Blending the Old With The New
By Darren Fenster
The baseball industry is in a very interesting place right now. The lens through which players, coaches, and fans now see the game has probably changed more in the last five years than it had in the previous 50.
In 2015, Major League Baseball integrated Statcast in all 30 if its ballparks, opening up a completely new way to analytically think about the game through this state-of-the art tracking system that collected baseball data was never previously recorded, let alone even thought about. As such, launch angle, exit velocity, and route efficiency were born. And thanks to a few other devices, spin rate, pitch axis, and attack angle came to life soon thereafter.
These technologies have significantly changed the way many coaches coach, many players train, and in turn, the way many teams play. Pitchers are throwing harder than ever, where the offensive approach of working counts to get into a team’s bullpen is a thing of the past. Hitters are elevating the ball at a rate that we’ve never seen before, while swinging and missing at a frequency that would drive a little league coach nuts.
Some argue that Statcast has had a negative impact on the game with a focus on these new metrics rather than the game itself, but that view is short-sighted. For years, coaches have used radar guns and stopwatches as a means to evaluate players. Measurables are not new by any means; there are just far more of them now thanks to the technologies that have developed in recent years.
Old school coaches often lament at the new technology and those who extensively employ it, sarcastically questioning how players ever managed to get better without every single part of a hitter’s swing or pitcher’s delivery being tracked like it is now. The new school regime of coaches often mock the time-tested coaches and their approach to development by discounting anything that has been done forever, foolishly asserting that the game has passed those others by.
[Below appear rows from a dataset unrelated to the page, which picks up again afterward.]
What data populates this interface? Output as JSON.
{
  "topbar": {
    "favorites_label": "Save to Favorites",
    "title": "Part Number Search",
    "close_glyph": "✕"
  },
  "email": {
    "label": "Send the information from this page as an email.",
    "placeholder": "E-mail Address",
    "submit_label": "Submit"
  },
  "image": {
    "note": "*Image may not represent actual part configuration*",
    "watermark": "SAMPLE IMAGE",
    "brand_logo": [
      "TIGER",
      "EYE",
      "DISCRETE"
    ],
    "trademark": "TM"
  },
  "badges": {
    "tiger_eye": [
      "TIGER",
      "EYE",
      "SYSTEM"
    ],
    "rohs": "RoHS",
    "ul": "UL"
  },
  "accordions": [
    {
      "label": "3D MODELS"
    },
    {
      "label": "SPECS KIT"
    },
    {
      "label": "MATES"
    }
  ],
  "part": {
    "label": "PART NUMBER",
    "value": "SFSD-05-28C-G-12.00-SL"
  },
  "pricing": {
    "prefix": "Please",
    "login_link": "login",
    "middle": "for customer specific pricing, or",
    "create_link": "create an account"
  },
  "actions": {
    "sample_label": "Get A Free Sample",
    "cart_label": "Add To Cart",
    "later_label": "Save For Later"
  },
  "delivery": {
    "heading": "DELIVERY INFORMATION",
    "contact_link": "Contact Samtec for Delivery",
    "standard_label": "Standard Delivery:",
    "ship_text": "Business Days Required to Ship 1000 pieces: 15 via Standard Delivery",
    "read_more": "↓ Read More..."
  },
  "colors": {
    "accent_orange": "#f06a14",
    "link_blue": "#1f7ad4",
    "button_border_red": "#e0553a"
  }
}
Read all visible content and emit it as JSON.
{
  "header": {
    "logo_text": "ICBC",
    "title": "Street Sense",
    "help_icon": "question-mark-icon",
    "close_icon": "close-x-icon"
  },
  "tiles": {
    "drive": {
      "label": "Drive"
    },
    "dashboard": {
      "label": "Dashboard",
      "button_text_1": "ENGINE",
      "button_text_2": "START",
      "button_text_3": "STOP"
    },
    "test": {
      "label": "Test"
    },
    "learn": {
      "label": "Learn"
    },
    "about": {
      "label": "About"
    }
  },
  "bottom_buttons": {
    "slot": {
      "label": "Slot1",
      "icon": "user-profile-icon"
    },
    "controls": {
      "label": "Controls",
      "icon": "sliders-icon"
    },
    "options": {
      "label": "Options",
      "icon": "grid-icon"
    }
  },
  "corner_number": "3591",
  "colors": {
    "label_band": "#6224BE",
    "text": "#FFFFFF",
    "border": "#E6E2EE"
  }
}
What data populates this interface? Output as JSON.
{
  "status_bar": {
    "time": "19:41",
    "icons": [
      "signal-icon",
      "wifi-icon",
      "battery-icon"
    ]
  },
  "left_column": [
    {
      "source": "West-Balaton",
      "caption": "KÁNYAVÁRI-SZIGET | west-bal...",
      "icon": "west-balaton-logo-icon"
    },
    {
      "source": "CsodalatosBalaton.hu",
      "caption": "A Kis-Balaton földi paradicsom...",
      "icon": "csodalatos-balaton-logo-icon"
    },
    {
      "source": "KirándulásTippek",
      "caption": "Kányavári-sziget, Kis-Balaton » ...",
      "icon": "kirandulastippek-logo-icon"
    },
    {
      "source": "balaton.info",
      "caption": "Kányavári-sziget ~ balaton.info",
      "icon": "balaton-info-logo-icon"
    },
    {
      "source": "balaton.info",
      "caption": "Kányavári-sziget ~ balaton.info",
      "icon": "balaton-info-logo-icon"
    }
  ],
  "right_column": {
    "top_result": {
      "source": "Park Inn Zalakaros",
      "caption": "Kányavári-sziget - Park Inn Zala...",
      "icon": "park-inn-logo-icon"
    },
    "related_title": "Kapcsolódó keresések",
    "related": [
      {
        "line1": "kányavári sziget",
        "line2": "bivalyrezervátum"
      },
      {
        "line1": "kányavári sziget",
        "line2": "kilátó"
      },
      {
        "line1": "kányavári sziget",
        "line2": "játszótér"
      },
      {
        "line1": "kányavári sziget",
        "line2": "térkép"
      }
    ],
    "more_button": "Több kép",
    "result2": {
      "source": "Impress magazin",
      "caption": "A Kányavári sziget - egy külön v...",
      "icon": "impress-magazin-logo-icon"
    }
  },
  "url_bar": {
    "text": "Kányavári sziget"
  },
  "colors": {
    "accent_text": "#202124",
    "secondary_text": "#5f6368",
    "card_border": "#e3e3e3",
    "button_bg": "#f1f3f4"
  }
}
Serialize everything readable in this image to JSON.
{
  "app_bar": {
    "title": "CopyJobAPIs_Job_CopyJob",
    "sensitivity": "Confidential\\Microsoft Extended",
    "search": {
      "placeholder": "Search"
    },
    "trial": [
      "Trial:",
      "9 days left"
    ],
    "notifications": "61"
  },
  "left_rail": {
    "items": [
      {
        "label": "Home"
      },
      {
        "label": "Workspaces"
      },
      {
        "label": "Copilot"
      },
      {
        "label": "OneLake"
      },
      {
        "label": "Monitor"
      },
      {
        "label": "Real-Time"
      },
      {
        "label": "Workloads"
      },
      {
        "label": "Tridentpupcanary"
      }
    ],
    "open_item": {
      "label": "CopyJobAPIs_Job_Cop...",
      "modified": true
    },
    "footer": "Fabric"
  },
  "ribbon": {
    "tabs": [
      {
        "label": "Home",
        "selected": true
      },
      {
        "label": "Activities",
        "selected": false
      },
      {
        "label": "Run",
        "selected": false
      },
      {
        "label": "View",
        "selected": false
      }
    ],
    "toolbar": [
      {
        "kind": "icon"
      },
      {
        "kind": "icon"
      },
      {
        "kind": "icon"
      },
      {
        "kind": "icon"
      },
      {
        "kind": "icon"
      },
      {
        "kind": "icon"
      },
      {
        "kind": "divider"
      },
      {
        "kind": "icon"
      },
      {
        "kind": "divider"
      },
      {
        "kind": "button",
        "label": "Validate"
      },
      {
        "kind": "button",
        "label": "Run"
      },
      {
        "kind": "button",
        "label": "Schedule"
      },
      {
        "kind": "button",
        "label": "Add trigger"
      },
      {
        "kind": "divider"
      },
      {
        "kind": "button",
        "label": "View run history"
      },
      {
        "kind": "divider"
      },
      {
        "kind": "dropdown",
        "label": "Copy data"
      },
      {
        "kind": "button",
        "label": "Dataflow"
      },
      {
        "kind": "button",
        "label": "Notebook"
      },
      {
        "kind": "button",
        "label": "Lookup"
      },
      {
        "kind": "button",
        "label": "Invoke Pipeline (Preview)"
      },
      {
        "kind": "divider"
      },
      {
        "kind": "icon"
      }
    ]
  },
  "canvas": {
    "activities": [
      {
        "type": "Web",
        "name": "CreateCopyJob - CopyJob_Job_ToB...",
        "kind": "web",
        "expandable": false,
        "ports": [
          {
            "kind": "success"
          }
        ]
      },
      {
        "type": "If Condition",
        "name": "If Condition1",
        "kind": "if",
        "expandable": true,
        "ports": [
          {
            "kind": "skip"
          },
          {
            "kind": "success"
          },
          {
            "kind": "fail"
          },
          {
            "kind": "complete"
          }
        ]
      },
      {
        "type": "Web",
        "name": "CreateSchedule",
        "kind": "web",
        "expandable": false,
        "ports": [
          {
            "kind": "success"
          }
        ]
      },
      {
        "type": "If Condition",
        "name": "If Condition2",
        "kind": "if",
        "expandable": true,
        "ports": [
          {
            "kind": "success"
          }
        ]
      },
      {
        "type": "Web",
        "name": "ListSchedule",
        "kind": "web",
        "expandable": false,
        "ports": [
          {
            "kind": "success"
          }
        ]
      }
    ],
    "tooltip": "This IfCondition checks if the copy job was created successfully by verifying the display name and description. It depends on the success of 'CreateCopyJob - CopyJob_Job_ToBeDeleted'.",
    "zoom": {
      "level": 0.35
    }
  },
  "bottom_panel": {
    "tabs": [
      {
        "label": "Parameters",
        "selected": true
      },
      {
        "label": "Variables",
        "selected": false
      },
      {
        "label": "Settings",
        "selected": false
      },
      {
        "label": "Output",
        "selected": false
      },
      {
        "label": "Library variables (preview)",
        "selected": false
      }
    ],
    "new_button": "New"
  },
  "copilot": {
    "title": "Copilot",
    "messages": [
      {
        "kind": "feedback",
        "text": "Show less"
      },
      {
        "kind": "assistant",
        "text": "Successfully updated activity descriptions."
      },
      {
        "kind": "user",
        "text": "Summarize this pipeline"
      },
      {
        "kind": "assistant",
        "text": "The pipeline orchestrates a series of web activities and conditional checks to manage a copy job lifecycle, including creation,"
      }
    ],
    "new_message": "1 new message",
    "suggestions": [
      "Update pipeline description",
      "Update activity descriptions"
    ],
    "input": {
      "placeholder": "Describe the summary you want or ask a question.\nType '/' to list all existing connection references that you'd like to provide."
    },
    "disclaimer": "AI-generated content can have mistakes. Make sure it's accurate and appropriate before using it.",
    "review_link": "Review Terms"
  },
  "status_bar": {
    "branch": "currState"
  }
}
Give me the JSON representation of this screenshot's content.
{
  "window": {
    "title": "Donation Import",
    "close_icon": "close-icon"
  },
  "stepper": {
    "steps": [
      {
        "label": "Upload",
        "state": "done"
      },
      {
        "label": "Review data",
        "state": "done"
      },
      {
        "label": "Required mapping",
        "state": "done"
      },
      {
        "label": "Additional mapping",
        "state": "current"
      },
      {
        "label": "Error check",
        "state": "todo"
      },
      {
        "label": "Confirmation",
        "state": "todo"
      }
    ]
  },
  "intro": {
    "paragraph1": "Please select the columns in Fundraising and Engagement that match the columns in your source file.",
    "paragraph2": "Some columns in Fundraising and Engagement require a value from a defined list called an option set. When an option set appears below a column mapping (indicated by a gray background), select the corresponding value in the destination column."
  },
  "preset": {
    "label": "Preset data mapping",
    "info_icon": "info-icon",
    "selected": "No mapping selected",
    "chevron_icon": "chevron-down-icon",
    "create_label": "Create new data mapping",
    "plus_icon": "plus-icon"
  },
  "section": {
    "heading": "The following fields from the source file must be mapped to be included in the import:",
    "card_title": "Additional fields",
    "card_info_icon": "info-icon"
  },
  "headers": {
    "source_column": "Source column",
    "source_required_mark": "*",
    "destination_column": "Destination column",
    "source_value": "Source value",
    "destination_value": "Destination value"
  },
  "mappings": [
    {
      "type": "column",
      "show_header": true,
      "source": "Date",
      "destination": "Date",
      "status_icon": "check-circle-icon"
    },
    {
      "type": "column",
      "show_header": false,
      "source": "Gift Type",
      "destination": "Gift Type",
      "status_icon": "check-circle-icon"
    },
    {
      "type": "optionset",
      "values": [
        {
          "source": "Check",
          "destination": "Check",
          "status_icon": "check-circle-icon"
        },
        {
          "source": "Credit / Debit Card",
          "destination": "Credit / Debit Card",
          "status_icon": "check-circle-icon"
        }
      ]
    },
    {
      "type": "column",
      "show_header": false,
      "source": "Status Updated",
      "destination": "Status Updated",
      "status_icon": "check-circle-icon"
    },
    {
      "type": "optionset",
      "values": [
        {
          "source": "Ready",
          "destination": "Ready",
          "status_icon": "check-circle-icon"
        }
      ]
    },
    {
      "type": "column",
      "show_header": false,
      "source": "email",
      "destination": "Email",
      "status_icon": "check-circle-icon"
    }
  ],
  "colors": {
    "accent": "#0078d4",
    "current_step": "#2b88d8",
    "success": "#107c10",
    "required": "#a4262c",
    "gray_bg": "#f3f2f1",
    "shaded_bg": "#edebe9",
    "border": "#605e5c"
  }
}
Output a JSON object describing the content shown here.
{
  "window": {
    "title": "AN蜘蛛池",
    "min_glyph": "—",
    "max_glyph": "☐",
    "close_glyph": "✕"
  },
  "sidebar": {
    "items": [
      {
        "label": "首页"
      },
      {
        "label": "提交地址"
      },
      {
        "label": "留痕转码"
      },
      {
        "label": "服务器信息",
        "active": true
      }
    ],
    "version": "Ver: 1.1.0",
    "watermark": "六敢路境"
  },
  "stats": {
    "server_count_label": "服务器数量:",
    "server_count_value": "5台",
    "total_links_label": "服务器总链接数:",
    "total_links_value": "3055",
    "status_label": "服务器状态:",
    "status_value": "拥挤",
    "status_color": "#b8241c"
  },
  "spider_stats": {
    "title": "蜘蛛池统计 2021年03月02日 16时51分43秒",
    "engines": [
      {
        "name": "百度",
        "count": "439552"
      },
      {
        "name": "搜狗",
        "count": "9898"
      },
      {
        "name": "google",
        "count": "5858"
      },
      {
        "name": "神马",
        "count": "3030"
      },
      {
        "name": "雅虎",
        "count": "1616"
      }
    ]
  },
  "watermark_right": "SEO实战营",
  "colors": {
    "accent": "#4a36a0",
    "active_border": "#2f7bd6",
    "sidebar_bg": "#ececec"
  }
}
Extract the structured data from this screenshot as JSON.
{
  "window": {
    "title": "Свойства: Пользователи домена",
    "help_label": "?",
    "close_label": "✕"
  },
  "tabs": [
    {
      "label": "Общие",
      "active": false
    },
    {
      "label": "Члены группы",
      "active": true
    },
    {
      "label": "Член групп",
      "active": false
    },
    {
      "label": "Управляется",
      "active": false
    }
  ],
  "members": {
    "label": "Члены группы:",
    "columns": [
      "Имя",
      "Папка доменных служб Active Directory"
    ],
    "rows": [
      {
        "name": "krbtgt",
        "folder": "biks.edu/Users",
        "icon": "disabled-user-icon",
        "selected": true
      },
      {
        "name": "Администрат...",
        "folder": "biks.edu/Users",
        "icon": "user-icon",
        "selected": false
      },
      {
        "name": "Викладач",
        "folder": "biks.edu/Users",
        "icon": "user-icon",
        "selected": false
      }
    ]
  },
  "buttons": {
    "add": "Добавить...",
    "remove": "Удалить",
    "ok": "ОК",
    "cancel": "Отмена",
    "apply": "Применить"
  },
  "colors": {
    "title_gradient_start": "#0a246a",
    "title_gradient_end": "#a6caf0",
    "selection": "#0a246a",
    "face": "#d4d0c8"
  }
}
There has never been a bigger disconnect within the game between the old and the new than there is now. But, just like with everything else in life, there needs to be balance. Discarding something that is productive just because it is “old school” is just as naïve as implementing something new solely because it’s new. Experience can be one of the game’s best teachers. And today’s technologies and analytics can make that experience that much more valuable.
Two years ago at the ABCA National Convention in Dallas, Astros’ manager A.J. Hinch took to the stage and told the group of more than 6,000 baseball coaches in attendance, “if you still coach the same way you did five years ago, someone in your league has passed you by.” But that doesn’t mean you throw away everything you knew and everything you did a short time ago. It simply means you grow and continue to learn the game in an effort to get better. That growth isn’t new school, and it isn’t old school. It’s the best of both schools.
Darren Fenster is a contributor to the USA Baseball Sport Development Blog, and is currently the Manager of the Portland Sea Dogs, the Double-A affiliate of the Boston Red Sox. A former player in the Kansas City Royals minor league system, Fenster joined the Red Sox organization in 2012 after filling various roles on the Rutgers University Baseball staff, where he was a two-time All-American for the Scarlet Knights. Fenster is also Founder and CEO of Coaching Your Kids, LLC, and can be found on Twitter @CoachYourKids.